In The Agrarian Vision , Thompson argues that a better appreciation of agrarian ideals could lead to a more virtuous, more sustainable way of life. While I agree with Thompson in many respects, there are some aspects of the book that I question and others that I would like to hear Thompson explicate in greater detail. In this paper, I question Thompson’s claim that agrarian farmers and farming communities serve as ideal models of virtuous habits and (...) good character. I challenge Thompson’s use of virtue theory, particularly the notion that farming virtues can be acquired without participating in farming practices. In the end, I make the point that Thompson seems to vacillate between being realistic and being idealistic, which may seriously complicate our notions of responsibility and obligation in practice. (shrink)
In his paper The Opposite of Human Enhancement: Nanotechnology and the Blind Chicken problem (Nanoethics 2:305–316, 2008) Paul Thompson argues that the possibility of disenhancing animals in order to improve animal welfare poses a philosophical conundrum. Although many people intuitively think such disenhancement would be morally impermissible, it’s difficult to find good arguments to support such intuitions. In this brief response to Thompson, I accept that there’s a conundrum here. But I argue that if we seriously consider whether (...) creating beings can harm or benefit them, and introduce the non-identity problem to discussions of animal disehancement, the conundrum is even deeper than Thompson suggests. (shrink)

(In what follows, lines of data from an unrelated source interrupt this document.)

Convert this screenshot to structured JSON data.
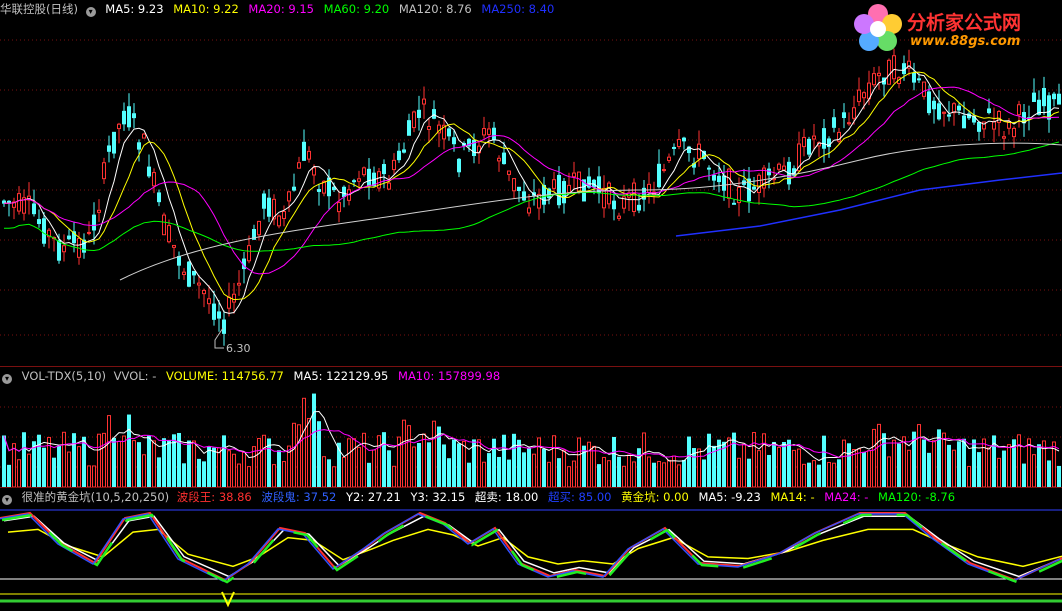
{
  "price_pane": {
    "title": "华联控股(日线)",
    "ma_labels": [
      {
        "text": "MA5: 9.23",
        "color": "#ffffff"
      },
      {
        "text": "MA10: 9.22",
        "color": "#ffff00"
      },
      {
        "text": "MA20: 9.15",
        "color": "#ff00ff"
      },
      {
        "text": "MA60: 9.20",
        "color": "#00ff00"
      },
      {
        "text": "MA120: 8.76",
        "color": "#c0c0c0"
      },
      {
        "text": "MA250: 8.40",
        "color": "#0000ff"
      }
    ],
    "low_marker": "6.30"
  },
  "logo": {
    "name": "分析家公式网",
    "url": "www.88gs.com"
  },
  "volume_pane": {
    "title": "VOL-TDX(5,10)",
    "labels": [
      {
        "text": "VVOL: -",
        "color": "#c0c0c0"
      },
      {
        "text": "VOLUME: 114756.77",
        "color": "#ffff00"
      },
      {
        "text": "MA5: 122129.95",
        "color": "#ffffff"
      },
      {
        "text": "MA10: 157899.98",
        "color": "#ff00ff"
      }
    ]
  },
  "indicator_pane": {
    "title": "很准的黄金坑(10,5,20,250)",
    "labels": [
      {
        "text": "波段王: 38.86",
        "color": "#ff3030"
      },
      {
        "text": "波段鬼: 37.52",
        "color": "#3060ff"
      },
      {
        "text": "Y2: 27.21",
        "color": "#ffffff"
      },
      {
        "text": "Y3: 32.15",
        "color": "#ffffff"
      },
      {
        "text": "超卖: 18.00",
        "color": "#ffffff"
      },
      {
        "text": "超买: 85.00",
        "color": "#2040ff"
      },
      {
        "text": "黄金坑: 0.00",
        "color": "#ffff00"
      },
      {
        "text": "MA5: -9.23",
        "color": "#ffffff"
      },
      {
        "text": "MA14: -",
        "color": "#ffff00"
      },
      {
        "text": "MA24: -",
        "color": "#ff00ff"
      },
      {
        "text": "MA120: -8.76",
        "color": "#00ff00"
      }
    ]
  },
  "colors": {
    "up": "#ff3232",
    "down": "#54ffff",
    "grid": "#7a1010"
  }
}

Abstract In his paper “The Opposite of Human Enhancement: Nanotechnology and the Blind Chicken problem” ( Nanoethics 2: 305-36, 2008) Thompson argued that technological attempts to reduce or eliminate selected non-human animals’ capabilities (animal disenhancements) in order to solve or mitigate animal welfare problems in animals’ use pose a philosophical conundrum, because there is a contradiction between rational arguments in favor of these technological interventions and intuitions against them. In her response “Animal Disenhancement and the Non-Identity Problem: A Response (...) to Thompson” ( Nanoethics 5:43–48, 2011), Palmer maintained that the philosophical conundrum is even deeper if we introduce the non-identity problem into the discussion. In my brief response, I claim that in order to avoid the pitfalls of speculative ethics, empirical facts related to the technologies involved as well as costs for the non-human animals have to be taken into account. Depending on which changes we are referring to, ethical problems can be seen very differently. Widening the consideration to the socio-economic context in which non-human animals are currently used by humans, I challenge the idea of genuine philosophical conundrums from an antispeciesist and abolitionist perspective. Only in a context of exploitation, in which non-human animals are deprived of basic rights and their existence is totally dependent on human exploitation, the contradictions between improvement of welfare and disenhancement of capabilities make sense. Content Type Journal Article Category Critical Discussion Notes Pages 1-12 DOI 10.1007/s11569-012-0139-1 Authors Arianna Ferrari, KIT/ITAS (Karlsruhe Institute of Technology/Institute for Technology Assessment and Systems Analysis), Karlsruhe, Germany Journal NanoEthics Online ISSN 1871-4765 Print ISSN 1871-4757. (shrink)